The conference center’s walls were bare when the couple first arrived at Sunwood in 2009. Robert Kenny’s art filled the cedar shake-sided mansion when his wife, Shirley Strum Kenny, served as president. But the Kenny’s took it when she retired.

Stanley and his wife had not seriously collected art before arriving at Stony Brook, but he liked what he saw at his 2009 inauguration. “I was impressed by the quality of what was done,” Stanley said. “It combined well with the need I had when I first came to Sunwood.”

imageStanley saw the white walls as an opportunity to showcase student art, which only occasionally makes it into off-campus galleries and exhibition spaces, and is sometimes overshadowed by the science and research accomplishments at the institution.

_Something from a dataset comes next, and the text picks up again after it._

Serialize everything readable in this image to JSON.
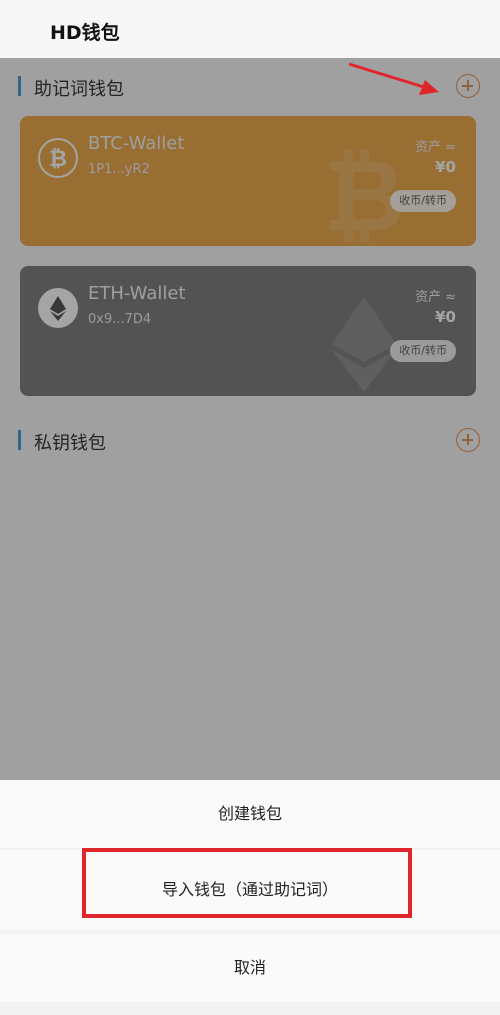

A few layers of review stand between student projects and a coveted placement at Sunwood. Throughout the year, Stony Brook’s art faculty picks out exceptional pieces for a small committee of university affiliates to review, said university spokesperson Lauren Sheprow. Then, in April, the committee whittles down the work to a best-of-the-best collection for the president and his wife to choose from, explained Carol Marburger, a committee member. Marburger is the wife of the late Jack Marburger, the former university president, Brookhaven National Laboratory director and science advisor for President George W. Bush.

Committee members select art based on personal preference. But the group also tries to find pieces that are diverse in terms of media and subject. Sunwood’s historical style factors into their decision-making process, too. “There are pieces we love and pieces we appreciate but would not want to live with every day,” Marburger wrote, adding that her favorite is a linocut print called “String Cheese Trapeze” by Stephanie DeSimone.

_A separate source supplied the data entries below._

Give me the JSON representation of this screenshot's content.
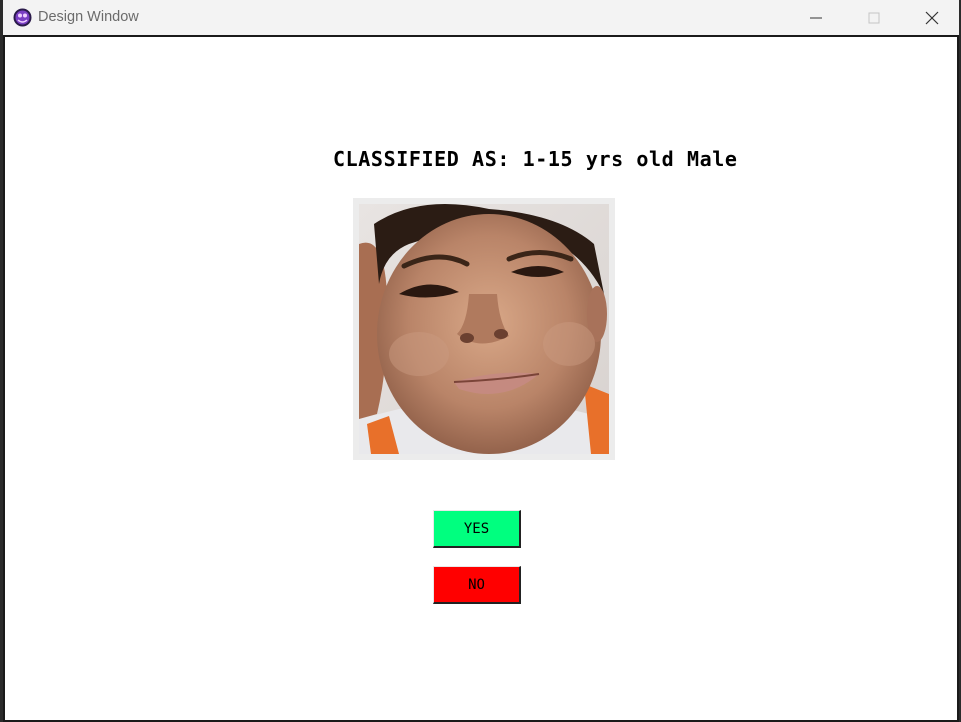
{
  "window": {
    "title": "Design Window",
    "icon": "app-icon"
  },
  "titlebar_controls": {
    "minimize_icon": "minimize-icon",
    "maximize_icon": "maximize-icon",
    "close_icon": "close-icon"
  },
  "main": {
    "classification_label": "CLASSIFIED AS: 1-15 yrs old Male",
    "photo": "classified-face-photo",
    "yes_button": {
      "label": "YES",
      "color": "#00ff7f"
    },
    "no_button": {
      "label": "NO",
      "color": "#ff0000"
    }
  }
}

Having a work featured in Sunwood is a distinction in the Stony Brook art department and means major exposure for burgeoning artists. Between 30 and 50 events are held in the mansion each year, with a maximum of 125 guests at each function. “People have sold their work from there,” Frey said. “It’s a great opportunity to say your work is there.”

Frey’s work is on display with other standout pieces including life-size topless dancing women painted in primary colors, a ceramic piano key sculpture and a small picture of two soldiers standing on top of a humvee in Iraq. The future Stony Brook master’s candidate scored a sale after “Nail Karma” made it into Sunwood. A visitor who Frey declined to name commissioned her to make a smaller version of the work as well.

“I was shocked everyone loved it so much,” Frey said. “I think people can see the obvious relationship between the material and object, and a lot of people can relate to it because it’s about karma, and doing things people say you can’t.”